14. Trust the tour guide when it comes to drinking water
Though you should stick to bottled water when it comes to regular hydration, tour guides usually know to bring tourists to places that are careful with water. So if a dining host offers you juice or something similar, it’s likely ok to drink without worry – just make sure to ask. Hotels will always have water and juice that are safe to drink, even if it’s not bottled.
15. Your guide will know the best markets
Ask your guide for their recommendations, especially if you’re looking for a specific item or luxury product (like jade). They’ll let you know where you might get ripped off, and what markets are actually worth your time.
16. Don’t feel compelled to buy something during a factory tour

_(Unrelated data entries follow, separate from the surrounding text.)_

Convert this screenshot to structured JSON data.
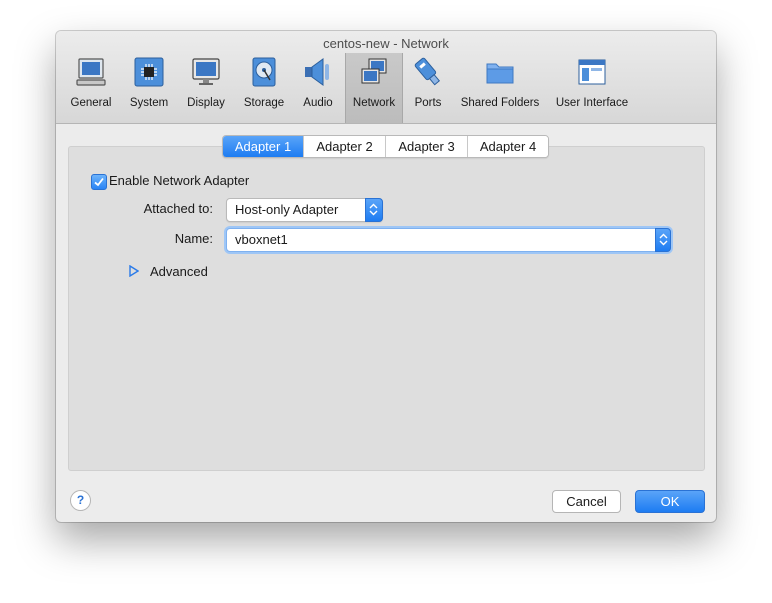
{
  "window": {
    "title": "centos-new - Network"
  },
  "toolbar": {
    "items": [
      {
        "label": "General",
        "icon": "general-icon"
      },
      {
        "label": "System",
        "icon": "system-icon"
      },
      {
        "label": "Display",
        "icon": "display-icon"
      },
      {
        "label": "Storage",
        "icon": "storage-icon"
      },
      {
        "label": "Audio",
        "icon": "audio-icon"
      },
      {
        "label": "Network",
        "icon": "network-icon",
        "selected": true
      },
      {
        "label": "Ports",
        "icon": "ports-icon"
      },
      {
        "label": "Shared Folders",
        "icon": "shared-folders-icon"
      },
      {
        "label": "User Interface",
        "icon": "user-interface-icon"
      }
    ]
  },
  "tabs": [
    {
      "label": "Adapter 1",
      "active": true
    },
    {
      "label": "Adapter 2"
    },
    {
      "label": "Adapter 3"
    },
    {
      "label": "Adapter 4"
    }
  ],
  "adapter": {
    "enable_label": "Enable Network Adapter",
    "enabled": true,
    "attached_label": "Attached to:",
    "attached_value": "Host-only Adapter",
    "name_label": "Name:",
    "name_value": "vboxnet1",
    "advanced_label": "Advanced"
  },
  "footer": {
    "help_label": "?",
    "cancel_label": "Cancel",
    "ok_label": "OK"
  },
  "colors": {
    "accent": "#1d7cf2",
    "window_bg": "#ececec",
    "panel_bg": "#dedede"
  }
}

If you’re on an extensive, multi-day Asian tour, you’ll probably be taken to a silk or jade factory (or something of the like). These places offer ridiculously expensive goods at the end of the tour, so don’t be afraid to just appreciate – and not buy. That said, they are some of the best places to find authentic goods, if you’re into that.
17. Tour stop restaurants aren’t always something to get excited about

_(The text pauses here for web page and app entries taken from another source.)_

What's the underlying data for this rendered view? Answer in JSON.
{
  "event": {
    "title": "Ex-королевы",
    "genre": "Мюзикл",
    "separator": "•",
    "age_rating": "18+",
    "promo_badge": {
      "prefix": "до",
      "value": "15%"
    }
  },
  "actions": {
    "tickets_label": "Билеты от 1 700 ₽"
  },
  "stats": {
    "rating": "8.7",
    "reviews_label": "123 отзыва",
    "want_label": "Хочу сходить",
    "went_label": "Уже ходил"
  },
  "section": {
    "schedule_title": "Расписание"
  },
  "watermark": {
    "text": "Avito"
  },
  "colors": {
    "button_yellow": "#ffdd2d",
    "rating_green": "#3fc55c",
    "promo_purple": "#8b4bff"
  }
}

Restaurants where tour guides take larger groups won’t be the most authentic, so make sure to ask your guide for dining suggestions for when you’re on your own, outside of the tour.
18. Tour guides can help you find what you forgot to pack
Forgot to bring a special converter plug? Your tour guide or tour mates may have an extra one you can borrow. It doesn’t hurt to ask!
19. Don’t overexert yourself
China (and its many historic attractions) wasn’t built with accessibility or disabilities in mind. Don’t feel like you have to walk the entire Great Wall in order to get the full experience. Sometimes, just being in the presence of these historic monuments is enough.
20. Don’t forget to tip your tour guide
Your tour guide likely doesn’t make a lot from the tour company, and depends on tips. It’s customary to tip for this type of profession, so make it good!
If you’ve ever been on a guided tour in China or elsewhere, you’ve already lived many of these tips. If that’s the case, share your knowledge in the comments below.
What are your best tips for guided tours in China, or Southeast Asia, in general?
To learn about AAA Vacations packages to Asia, click here.